The Ten Best TV Shows of 2016Here are the best televisions of 2016:

10. Stranger Things (Netflix)

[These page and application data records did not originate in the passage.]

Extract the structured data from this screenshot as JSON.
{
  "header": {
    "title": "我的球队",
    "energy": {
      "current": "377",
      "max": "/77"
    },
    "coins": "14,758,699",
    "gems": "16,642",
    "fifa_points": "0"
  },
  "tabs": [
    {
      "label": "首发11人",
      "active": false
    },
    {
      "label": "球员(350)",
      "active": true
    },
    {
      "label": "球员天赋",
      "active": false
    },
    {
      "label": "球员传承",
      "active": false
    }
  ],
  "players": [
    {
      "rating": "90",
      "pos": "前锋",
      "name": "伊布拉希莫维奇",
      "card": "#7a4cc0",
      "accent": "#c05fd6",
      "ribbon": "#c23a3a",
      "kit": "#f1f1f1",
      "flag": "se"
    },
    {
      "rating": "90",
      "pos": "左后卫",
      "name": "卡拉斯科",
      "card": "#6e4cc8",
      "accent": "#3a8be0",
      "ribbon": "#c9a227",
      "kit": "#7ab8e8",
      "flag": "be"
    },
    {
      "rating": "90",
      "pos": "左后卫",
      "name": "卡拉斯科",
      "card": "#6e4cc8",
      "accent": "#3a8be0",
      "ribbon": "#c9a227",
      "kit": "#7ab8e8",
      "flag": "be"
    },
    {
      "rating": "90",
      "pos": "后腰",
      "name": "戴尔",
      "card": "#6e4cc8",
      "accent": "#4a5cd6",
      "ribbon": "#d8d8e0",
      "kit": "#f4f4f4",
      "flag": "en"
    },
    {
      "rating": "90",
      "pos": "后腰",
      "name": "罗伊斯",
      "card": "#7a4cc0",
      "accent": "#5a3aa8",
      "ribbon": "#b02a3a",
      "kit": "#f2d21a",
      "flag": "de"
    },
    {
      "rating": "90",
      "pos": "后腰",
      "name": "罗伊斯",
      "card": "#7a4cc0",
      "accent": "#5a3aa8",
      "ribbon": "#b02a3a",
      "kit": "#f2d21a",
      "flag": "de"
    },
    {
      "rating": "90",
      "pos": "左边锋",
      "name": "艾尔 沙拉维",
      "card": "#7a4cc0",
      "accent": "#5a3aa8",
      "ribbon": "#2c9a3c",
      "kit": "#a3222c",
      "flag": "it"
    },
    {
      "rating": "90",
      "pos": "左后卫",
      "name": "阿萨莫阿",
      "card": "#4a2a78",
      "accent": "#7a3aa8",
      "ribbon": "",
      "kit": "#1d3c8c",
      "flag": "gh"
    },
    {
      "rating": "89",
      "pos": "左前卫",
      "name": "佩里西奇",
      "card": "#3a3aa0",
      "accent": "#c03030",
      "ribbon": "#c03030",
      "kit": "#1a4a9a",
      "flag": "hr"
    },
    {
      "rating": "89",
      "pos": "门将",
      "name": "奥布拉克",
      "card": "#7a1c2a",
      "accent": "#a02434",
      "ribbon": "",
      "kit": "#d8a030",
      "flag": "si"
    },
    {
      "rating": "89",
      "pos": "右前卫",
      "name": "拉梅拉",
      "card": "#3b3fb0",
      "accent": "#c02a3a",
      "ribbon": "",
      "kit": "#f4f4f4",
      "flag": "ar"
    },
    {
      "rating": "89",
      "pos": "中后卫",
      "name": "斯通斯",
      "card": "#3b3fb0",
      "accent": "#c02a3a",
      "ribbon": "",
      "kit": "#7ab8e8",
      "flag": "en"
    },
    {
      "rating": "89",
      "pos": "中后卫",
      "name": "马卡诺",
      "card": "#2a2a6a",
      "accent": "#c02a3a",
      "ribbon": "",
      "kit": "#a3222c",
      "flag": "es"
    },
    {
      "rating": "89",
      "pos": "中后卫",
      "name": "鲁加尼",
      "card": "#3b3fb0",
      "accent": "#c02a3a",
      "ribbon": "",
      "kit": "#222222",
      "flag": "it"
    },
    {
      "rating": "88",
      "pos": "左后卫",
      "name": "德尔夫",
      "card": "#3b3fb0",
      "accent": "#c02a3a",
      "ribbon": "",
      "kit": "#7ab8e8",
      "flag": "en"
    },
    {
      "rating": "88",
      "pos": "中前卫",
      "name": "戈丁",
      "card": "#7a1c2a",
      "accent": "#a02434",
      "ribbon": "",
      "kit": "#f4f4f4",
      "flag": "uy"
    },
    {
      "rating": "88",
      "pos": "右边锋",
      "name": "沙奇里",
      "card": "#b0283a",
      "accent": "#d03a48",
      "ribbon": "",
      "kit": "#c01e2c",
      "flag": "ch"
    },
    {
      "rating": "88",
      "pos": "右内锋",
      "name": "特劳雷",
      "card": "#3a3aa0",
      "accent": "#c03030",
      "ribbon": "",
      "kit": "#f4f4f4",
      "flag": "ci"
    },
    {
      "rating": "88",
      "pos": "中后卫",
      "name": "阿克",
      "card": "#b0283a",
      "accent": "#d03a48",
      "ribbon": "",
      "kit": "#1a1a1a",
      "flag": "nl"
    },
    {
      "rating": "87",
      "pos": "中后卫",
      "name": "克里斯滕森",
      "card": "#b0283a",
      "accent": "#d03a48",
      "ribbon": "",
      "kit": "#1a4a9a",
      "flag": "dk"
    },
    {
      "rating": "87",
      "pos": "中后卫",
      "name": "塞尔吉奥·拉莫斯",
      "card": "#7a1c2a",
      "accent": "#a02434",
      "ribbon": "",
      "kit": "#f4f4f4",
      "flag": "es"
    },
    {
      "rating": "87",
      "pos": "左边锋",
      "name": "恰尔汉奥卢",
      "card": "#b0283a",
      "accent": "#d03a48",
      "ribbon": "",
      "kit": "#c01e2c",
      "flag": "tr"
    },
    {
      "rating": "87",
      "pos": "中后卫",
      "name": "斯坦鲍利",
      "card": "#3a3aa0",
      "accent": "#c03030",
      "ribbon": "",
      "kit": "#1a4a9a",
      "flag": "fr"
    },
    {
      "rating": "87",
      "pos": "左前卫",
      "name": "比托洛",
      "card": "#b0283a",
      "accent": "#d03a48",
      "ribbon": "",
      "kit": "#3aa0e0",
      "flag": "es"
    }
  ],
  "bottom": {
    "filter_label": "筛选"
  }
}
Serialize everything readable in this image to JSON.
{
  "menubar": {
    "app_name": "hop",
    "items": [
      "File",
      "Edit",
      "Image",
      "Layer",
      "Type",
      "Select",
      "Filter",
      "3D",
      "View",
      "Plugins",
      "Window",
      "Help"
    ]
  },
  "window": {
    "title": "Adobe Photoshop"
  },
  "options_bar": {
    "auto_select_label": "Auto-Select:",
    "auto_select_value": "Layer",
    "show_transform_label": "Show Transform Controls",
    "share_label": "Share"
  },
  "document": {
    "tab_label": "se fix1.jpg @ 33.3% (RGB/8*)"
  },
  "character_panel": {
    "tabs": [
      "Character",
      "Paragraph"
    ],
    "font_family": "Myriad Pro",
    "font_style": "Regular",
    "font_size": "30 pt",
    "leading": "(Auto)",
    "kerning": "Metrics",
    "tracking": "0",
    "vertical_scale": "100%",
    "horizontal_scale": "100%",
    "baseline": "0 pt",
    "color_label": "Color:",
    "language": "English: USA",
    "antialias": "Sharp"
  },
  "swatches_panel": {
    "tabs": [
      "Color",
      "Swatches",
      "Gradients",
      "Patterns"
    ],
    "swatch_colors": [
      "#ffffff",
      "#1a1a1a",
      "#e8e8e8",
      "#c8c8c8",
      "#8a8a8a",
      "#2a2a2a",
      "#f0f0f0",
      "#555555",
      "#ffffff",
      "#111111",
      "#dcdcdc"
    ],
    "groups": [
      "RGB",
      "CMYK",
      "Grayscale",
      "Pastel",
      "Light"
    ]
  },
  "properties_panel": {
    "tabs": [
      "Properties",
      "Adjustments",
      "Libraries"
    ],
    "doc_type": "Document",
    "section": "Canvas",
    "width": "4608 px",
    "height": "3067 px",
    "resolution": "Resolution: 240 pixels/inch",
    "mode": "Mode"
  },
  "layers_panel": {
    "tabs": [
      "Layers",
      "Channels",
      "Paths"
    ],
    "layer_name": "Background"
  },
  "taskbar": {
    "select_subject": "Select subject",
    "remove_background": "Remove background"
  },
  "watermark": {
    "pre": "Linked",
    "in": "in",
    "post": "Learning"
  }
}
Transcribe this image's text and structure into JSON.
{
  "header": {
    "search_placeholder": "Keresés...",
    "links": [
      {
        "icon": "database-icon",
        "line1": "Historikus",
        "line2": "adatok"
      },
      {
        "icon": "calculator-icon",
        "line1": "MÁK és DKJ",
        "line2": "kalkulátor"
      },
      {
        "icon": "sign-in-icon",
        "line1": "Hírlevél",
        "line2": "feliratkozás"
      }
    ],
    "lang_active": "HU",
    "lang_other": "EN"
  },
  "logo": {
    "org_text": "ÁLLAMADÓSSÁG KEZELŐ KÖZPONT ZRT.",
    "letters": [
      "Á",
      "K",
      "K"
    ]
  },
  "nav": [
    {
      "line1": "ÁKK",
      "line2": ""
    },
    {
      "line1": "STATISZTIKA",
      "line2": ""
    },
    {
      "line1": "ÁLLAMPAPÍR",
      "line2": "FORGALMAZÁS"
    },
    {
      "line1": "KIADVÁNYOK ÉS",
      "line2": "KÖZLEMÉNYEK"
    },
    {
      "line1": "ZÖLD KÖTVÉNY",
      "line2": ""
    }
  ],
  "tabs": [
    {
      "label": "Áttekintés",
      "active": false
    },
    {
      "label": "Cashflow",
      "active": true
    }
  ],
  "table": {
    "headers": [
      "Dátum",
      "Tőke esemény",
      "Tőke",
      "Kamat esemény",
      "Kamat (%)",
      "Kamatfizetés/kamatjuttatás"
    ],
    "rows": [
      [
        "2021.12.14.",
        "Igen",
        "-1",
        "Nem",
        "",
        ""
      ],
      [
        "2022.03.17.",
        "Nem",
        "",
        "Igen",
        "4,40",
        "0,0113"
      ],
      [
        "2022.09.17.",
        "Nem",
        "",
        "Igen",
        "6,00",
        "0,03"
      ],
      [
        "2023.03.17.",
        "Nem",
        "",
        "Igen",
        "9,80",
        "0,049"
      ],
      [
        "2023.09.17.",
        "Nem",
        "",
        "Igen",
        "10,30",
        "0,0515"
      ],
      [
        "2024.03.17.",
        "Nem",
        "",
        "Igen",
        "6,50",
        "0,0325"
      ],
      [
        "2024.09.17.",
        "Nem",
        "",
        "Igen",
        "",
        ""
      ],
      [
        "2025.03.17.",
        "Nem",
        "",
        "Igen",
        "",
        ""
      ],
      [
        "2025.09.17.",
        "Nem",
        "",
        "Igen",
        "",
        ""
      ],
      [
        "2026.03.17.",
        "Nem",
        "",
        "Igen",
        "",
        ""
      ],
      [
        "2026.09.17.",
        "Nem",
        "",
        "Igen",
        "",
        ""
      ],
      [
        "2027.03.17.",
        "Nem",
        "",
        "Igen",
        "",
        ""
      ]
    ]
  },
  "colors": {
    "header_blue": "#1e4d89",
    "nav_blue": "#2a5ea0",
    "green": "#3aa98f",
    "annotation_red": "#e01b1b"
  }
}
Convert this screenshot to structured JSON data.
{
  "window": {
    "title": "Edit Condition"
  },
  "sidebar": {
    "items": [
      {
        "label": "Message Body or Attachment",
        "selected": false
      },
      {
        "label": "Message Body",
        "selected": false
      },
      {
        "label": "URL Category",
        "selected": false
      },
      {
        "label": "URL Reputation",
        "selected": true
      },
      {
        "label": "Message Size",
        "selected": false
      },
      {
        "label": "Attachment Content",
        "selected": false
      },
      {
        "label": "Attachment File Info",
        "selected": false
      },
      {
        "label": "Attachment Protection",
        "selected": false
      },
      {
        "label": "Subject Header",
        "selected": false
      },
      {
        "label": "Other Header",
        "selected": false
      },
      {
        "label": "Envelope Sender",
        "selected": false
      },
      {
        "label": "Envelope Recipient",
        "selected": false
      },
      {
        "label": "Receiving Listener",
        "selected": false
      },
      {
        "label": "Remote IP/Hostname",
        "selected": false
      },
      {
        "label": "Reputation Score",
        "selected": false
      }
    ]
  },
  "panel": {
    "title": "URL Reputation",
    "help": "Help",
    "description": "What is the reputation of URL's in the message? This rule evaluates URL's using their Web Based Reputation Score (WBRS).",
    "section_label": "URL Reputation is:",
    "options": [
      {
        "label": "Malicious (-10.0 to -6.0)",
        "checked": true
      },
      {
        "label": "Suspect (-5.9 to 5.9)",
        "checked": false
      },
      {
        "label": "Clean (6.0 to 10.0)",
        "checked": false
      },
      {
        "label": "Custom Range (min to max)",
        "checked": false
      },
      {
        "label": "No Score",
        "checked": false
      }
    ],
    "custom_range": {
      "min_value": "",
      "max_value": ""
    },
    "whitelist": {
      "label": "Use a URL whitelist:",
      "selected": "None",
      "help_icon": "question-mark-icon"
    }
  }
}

 The Netflix series quickly became a pop culture phenomenon when it launched on the streaming site in July. Starring a fantastic Winona Ryder as the mother of a missing child, the series pays homage to numerous sci-fi films from the 1980s. Good writing, smart pacing, and a satisfying level of suspense makes Stranger Things a worthwhile binge whether you get the references or not.